“People who consistently elevate have a competitive advantage, but it’s one that you can replicate,” Glazer writes.

Any individual’s capacity isn’t fixed, Glazer says, drawing on a concept established by psychologist and education expert Carol Dweck. Dweck coined the terms fixed mindset and growth mindset to describe the underlying beliefs people have about learning and intelligence.

“In a growth mindset, people believe that their most basic abilities can be developed through dedication and hard work — brains and talent are just the starting point,” Dweck wrote in 2015. “This view creates a love of learning and a resilience that is essential for great accomplishment.”

This attitude runs counter to believing your abilities are fixed and can’t evolve with effort. Every person is capable of change, Glazer stresses.

Where to start — To reach your full potential, Glazer suggests focusing on four key dimensions of your life: spiritual, intellectual, physical, and emotional capacities.

  1. Spiritual capacity is about understanding who you are, what you want most, and the standards you want to live by each day. It’s the process of developing your “North Star,” Glazer describes, and the principles that guide your actions and shape your major decisions. To extend your spiritual capacity, do exercises that clarify your core values and help you learn your true purpose. You can also take tests that assess your personality, strengths, and general tendencies. You can also write your own obituary. This exercise can help you identify how you want to be remembered, a process that can reveal the life you hope to lead. Ultimately, spiritual capacity is rooted in getting to know yourself, then taking action based on what you learn.
  2. Intellectual capacity is about how you improve your ability to think, learn, plan, and execute with discipline. The first step in increasing your intellectual capacity is simple, Glazer says: believing you can. It also requires a commitment to lifelong learning, openness to feedback and failure, and being proactive. “Being reactive is rarely a recipe for success,” Glazer writes. Establishing a routine and clear daily goals helps, too. To heighten the chance of achievement, Glazer says to create goals that are specific, measurable, attainable, realistic, and timely.
  3. Physical capacity is defined as your health, well-being, and physical performance. “Your physical capacity acts as either an accelerant or a drag on your overall quest to build capacity,” Glazer writes. It’s basic, but crucial, to focus on sleep, eating a healthy diet, and exercising on a regular basis to avoid these negative side effects. To get started, Glazer suggests taking two 15-minute tech-free activity breaks throughout the day, preferably outside. Aim for eight hours of sleep nightly or sign up for a local intramural sports league or a physical event, like a 5K or triathlon.
  4. Emotional capacity is how you react to challenging situations, your emotional mindset, and the quality of your relationships. It’s about how you “manage the little voice in your head” and interact with others, Glazer says. To build emotional capacity, embrace vulnerability even if it’s uncomfortable, get outside your comfort zone, and surround yourself with people who bring out the best in you. Think about five of your closest relationships and ask: Do they help you build your capacity? Or do they pull you down to their level of mediocrity?

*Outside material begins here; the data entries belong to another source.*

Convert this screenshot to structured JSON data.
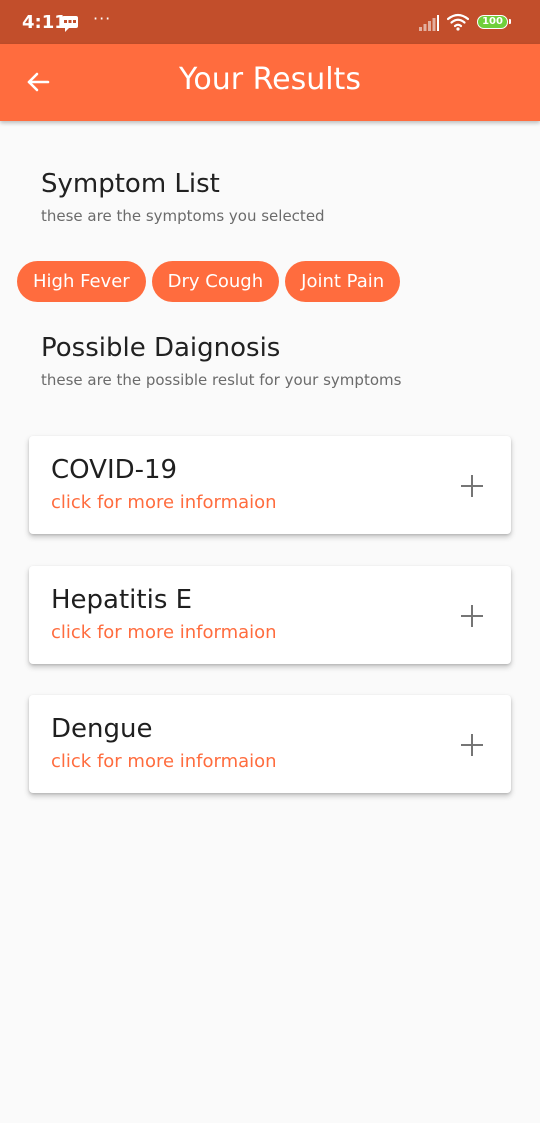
{
  "status_bar": {
    "time": "4:11",
    "more_dots": "···",
    "battery_level": "100",
    "icons": [
      "message-icon",
      "more-icon",
      "signal-icon",
      "wifi-icon",
      "battery-icon"
    ]
  },
  "app_bar": {
    "title": "Your Results",
    "back_icon": "arrow-left-icon",
    "background_color": "#ff6c3e"
  },
  "symptoms": {
    "title": "Symptom List",
    "subtitle": "these are the symptoms you selected",
    "chips": [
      "High Fever",
      "Dry Cough",
      "Joint Pain"
    ]
  },
  "diagnosis": {
    "title": "Possible Daignosis",
    "subtitle": "these are the possible reslut for your symptoms",
    "cards": [
      {
        "title": "COVID-19",
        "subtitle": "click for more informaion",
        "icon": "plus-icon"
      },
      {
        "title": "Hepatitis E",
        "subtitle": "click for more informaion",
        "icon": "plus-icon"
      },
      {
        "title": "Dengue",
        "subtitle": "click for more informaion",
        "icon": "plus-icon"
      }
    ]
  },
  "colors": {
    "accent": "#ff6c3e",
    "status_bar": "#c24e2b",
    "background": "#fafafa"
  }
}
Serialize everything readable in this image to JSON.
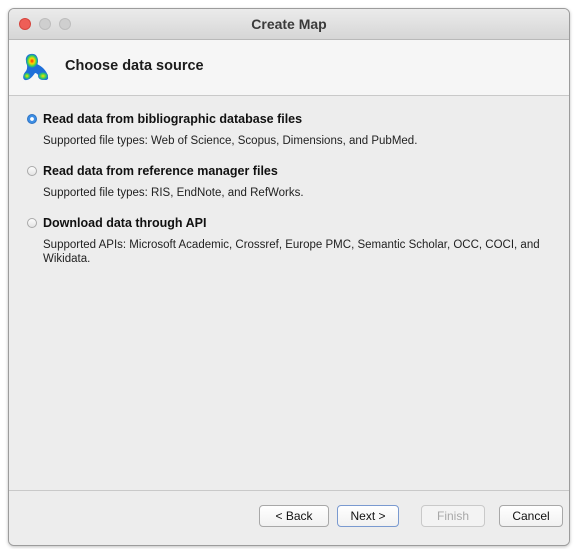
{
  "window": {
    "title": "Create Map"
  },
  "header": {
    "title": "Choose data source",
    "icon": "heatmap-logo-icon"
  },
  "options": [
    {
      "label": "Read data from bibliographic database files",
      "description": "Supported file types: Web of Science, Scopus, Dimensions, and PubMed.",
      "selected": true
    },
    {
      "label": "Read data from reference manager files",
      "description": "Supported file types: RIS, EndNote, and RefWorks.",
      "selected": false
    },
    {
      "label": "Download data through API",
      "description": "Supported APIs: Microsoft Academic, Crossref, Europe PMC, Semantic Scholar, OCC, COCI, and Wikidata.",
      "selected": false
    }
  ],
  "buttons": {
    "back": "< Back",
    "next": "Next >",
    "finish": "Finish",
    "cancel": "Cancel"
  },
  "colors": {
    "radio_selected": "#3d8ee5",
    "close_button": "#ee5e57"
  }
}
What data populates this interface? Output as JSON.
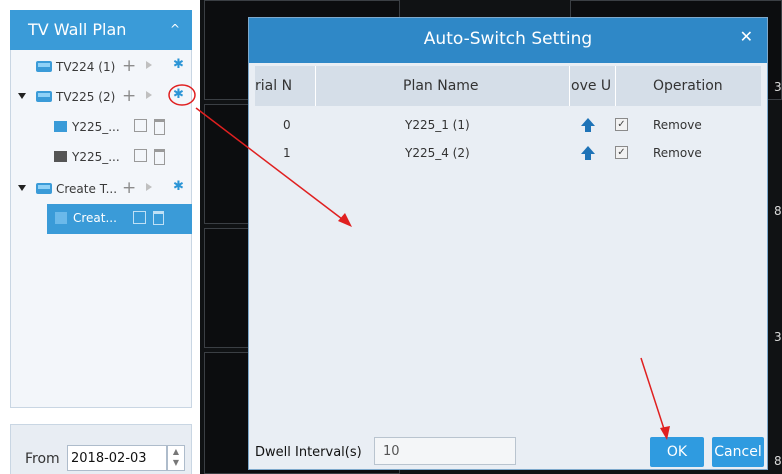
{
  "left_panel": {
    "title": "TV Wall Plan",
    "collapse_glyph": "^",
    "items": [
      {
        "label": "TV224 (1)",
        "plus": "+",
        "gear": "✱"
      },
      {
        "label": "TV225 (2)",
        "plus": "+",
        "gear": "✱"
      },
      {
        "label": "Y225_..."
      },
      {
        "label": "Y225_..."
      },
      {
        "label": "Create T...",
        "plus": "+",
        "gear": "✱"
      },
      {
        "label": "Creat..."
      }
    ],
    "from_label": "From",
    "from_value": "2018-02-03",
    "spin_up": "▲",
    "spin_down": "▼"
  },
  "wall": {
    "edge_numbers": [
      "3",
      "8",
      "3",
      "8"
    ]
  },
  "dialog": {
    "title": "Auto-Switch Setting",
    "close_glyph": "✕",
    "columns": [
      "rial N",
      "Plan Name",
      "ove U",
      "Operation"
    ],
    "rows": [
      {
        "serial": "0",
        "plan_name": "Y225_1 (1)",
        "checked": "✓",
        "operation": "Remove"
      },
      {
        "serial": "1",
        "plan_name": "Y225_4 (2)",
        "checked": "✓",
        "operation": "Remove"
      }
    ],
    "dwell_label": "Dwell Interval(s)",
    "dwell_value": "10",
    "ok_label": "OK",
    "cancel_label": "Cancel"
  },
  "colors": {
    "accent": "#2f88c7",
    "annotation": "#e02020"
  }
}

Ultimately, Glazer offers starting points to reflect and actively improve your life. They aren’t shortcuts or life hacks, but instead, sustainable strategies to work on daily. And the job is never done.

“It’s easier and more convenient to make excuses,” Glazer writes. “It’s more difficult — and far more rewarding — to believe you are fully in control of your own destiny.”